"No, I mean I want him to see his kids tomorrow."
"Oh, well," the woman says as she walks away, "he's well insured."
Pretty soon, Shawn Allen drives up in a '74 Electra 225, number 4667 (his birthday). Allen teaches phys ed, but during summer vacations he dedicates himself to derbying, spending a lot of time in the shop whipping his rust-free collection of see-America-first cars ('74 Custom Cruiser out of Georgia, '76 Cutlass from Tennessee, '75 Impala out of New Mexico and so on) into tip-top demolition-derby shape.
In his garage the day before the Union County Fair derby, Allen pointed out a few of his secrets. For instance, his rear bumper sat at the regulation 22 inches off the ground, but he'd fixed it so that after a couple of hits the whole back end, with its three-quarter-ton-truck suspension, would spring up. Once the derby got rolling, he'd be ramming the sheet metal on other cars instead of trading blows on their bumpers. He also predicted that the inspectors would find something they wanted him to change. He hinted that it would be what he wanted them to find. Sure enough, after a few minutes of lying on the grass poking around underneath Allen's Buick, one judge says, "All right, Shawn, come here."
"Aw, Lordy, here we go," Allen cries with as much acting skill as you're likely to see in a gym teacher. Moments later, at his flatbed, he says contentedly, "If they don't send me back, they think they haven't done their job. It makes them feel good."

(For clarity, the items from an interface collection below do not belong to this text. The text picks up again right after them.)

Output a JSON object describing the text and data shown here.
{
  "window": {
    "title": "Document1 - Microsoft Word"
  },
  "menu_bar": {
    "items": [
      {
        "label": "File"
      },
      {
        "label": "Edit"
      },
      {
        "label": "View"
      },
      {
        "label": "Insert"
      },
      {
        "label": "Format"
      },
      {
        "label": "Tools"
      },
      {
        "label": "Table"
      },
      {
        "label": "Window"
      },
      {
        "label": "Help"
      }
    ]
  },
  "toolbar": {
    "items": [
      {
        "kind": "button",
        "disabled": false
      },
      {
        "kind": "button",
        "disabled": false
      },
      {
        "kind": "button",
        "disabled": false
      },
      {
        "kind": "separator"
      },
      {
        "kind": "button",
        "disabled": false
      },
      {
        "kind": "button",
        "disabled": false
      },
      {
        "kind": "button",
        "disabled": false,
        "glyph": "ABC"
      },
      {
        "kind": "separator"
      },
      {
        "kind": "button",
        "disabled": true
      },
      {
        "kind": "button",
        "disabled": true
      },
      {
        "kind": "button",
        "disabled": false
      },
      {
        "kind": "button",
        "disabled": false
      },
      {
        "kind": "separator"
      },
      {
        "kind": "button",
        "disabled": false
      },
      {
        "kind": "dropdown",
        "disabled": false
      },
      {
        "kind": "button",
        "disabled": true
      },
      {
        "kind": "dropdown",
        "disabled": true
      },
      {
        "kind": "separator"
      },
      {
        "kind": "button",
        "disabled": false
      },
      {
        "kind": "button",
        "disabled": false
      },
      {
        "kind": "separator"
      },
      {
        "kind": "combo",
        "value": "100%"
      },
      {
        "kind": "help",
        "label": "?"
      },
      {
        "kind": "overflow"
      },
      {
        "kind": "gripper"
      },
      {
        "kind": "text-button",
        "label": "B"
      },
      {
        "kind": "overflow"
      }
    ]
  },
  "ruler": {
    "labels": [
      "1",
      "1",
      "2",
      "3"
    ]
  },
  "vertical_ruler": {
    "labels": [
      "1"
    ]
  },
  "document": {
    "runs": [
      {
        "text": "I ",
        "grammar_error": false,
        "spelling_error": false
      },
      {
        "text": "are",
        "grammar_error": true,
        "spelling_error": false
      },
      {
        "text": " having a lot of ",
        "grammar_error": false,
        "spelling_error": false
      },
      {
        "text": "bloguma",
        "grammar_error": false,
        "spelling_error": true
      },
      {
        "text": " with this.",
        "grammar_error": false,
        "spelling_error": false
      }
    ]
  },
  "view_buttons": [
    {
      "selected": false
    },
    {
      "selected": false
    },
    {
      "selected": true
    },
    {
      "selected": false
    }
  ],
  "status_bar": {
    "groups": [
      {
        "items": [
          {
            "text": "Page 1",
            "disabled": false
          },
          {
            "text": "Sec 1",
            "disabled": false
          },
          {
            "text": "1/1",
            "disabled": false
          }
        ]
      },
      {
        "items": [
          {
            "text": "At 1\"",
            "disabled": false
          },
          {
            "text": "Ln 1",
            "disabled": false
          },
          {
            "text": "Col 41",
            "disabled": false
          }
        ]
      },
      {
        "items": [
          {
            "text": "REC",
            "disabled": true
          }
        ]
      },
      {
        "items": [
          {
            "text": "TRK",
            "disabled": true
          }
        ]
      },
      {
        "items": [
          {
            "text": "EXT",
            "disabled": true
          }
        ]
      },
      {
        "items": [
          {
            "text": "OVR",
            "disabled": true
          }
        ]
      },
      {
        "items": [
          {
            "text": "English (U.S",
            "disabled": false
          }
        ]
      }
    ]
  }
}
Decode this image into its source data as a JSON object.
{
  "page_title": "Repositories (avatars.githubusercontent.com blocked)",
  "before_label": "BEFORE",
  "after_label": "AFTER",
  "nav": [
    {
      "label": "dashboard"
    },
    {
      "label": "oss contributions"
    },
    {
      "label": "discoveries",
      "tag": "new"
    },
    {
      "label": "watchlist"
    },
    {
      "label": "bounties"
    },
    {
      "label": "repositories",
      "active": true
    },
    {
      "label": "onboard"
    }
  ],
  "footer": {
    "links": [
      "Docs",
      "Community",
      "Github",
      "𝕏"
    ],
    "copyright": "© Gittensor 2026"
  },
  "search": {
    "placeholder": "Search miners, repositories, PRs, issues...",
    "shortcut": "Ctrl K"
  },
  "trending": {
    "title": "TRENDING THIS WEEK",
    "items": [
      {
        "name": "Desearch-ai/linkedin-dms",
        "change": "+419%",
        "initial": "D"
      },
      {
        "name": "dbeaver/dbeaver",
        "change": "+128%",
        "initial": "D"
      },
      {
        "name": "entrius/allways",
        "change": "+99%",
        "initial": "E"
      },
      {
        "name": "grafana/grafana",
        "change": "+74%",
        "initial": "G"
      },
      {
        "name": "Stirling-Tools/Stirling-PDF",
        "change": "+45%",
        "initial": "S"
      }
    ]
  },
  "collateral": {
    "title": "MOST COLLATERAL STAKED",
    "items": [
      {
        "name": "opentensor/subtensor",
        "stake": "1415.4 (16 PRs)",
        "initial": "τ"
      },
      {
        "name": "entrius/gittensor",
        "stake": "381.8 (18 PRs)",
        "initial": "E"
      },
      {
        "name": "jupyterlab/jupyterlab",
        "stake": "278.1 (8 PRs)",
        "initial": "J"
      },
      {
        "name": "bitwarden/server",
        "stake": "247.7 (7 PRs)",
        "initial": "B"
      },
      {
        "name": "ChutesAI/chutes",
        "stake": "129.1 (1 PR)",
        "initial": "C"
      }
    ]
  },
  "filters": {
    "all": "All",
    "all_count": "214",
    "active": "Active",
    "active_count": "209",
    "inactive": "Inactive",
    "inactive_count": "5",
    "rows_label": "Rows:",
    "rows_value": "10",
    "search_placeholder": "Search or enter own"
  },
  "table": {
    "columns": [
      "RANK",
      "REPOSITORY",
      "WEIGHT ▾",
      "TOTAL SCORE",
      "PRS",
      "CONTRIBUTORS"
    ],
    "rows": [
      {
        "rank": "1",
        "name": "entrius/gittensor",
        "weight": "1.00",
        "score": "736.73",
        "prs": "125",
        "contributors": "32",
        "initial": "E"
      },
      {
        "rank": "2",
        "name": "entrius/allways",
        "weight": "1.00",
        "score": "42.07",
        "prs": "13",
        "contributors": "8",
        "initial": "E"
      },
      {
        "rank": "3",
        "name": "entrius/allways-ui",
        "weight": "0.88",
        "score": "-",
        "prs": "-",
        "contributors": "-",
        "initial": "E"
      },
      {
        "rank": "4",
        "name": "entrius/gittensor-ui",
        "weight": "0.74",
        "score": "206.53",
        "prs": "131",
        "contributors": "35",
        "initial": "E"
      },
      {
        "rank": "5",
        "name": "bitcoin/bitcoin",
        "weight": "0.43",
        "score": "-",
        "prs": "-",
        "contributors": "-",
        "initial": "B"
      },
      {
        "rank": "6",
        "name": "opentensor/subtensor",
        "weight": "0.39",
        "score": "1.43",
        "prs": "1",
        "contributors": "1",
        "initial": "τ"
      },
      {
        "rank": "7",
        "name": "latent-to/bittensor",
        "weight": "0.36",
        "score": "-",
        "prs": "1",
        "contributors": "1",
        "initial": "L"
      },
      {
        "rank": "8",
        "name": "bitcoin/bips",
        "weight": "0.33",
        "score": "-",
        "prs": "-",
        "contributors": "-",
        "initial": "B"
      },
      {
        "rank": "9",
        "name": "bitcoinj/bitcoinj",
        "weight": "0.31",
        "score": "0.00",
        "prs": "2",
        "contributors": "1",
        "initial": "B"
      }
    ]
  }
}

Out on the derby field, steam billows from broken radiators, and rooster tails of mud shoot in every direction; axles bust and drivetrains snap; wagons crumple, engines seize, tires wobble on busted ball joints, and one Pontiac climbs the four-foot mud wall and hangs there; rims hit and sparks fly; mad-dog drivers take full-track shots for no reason other than a love of impact and a taste for the grandstand roar. Amazingly, through all the blindsiding and rear-ending and T-boning and head-on hits by 46 drivers, through three heats, a consolation and the feature event, everything goes exactly according to Allen's plan. After the first few hits, his rear end does, in fact, spring up, and whenever he drives backward (the forward of derbies everywhere) his car turns into a battering ram. You can hear the roar of his motor over all the others to the very end, when number 4667, the last car running (with its $1,200 drivetrain, $2,000 engine and $300 drag-race axles), doesn't look all that different from how it looked at the start. It's not about the money: Allen wins $540 for his trouble. Nobody makes money at the demolition derby.
BEATING THE HIT MEN
PREBLE COUNTY FAIR, EATON
"This fairground is vital to the community," Marty Bresher explains as she drives past the swine barn in her golf cart. Bresher—the sort of big, loud older woman who encourages grown men to call her Mom—is a tireless fair booster. She introduces one official who rattles off the fairground's year-round schedule: "We got hog sales, cattle sales, weddin's," he says. "We have the antique tractor show, and after that there's the pork festival."
It's the day before the derby, when the 4-H shows end and the little kids have to sell their prizewinning hand-raised pigs, cows and sheep. "It's the saddest day of the fair," Bresher says. "There's always a lot of tears." But she can't stay downbeat for long. "Animalwise," she says, "this is really quite a big fair."
Demolitionwise too. At Preble, in 1999, some 200 cars ran in 12 heats, and the feature didn't finish until after 3 a.m. Recent turnouts have been smaller because, frankly, Ohio is running out of derby cars, but Bresher expects well over 100 entries this year, with heats for full-sized and compact cars, and a "powder-puff" heat for women.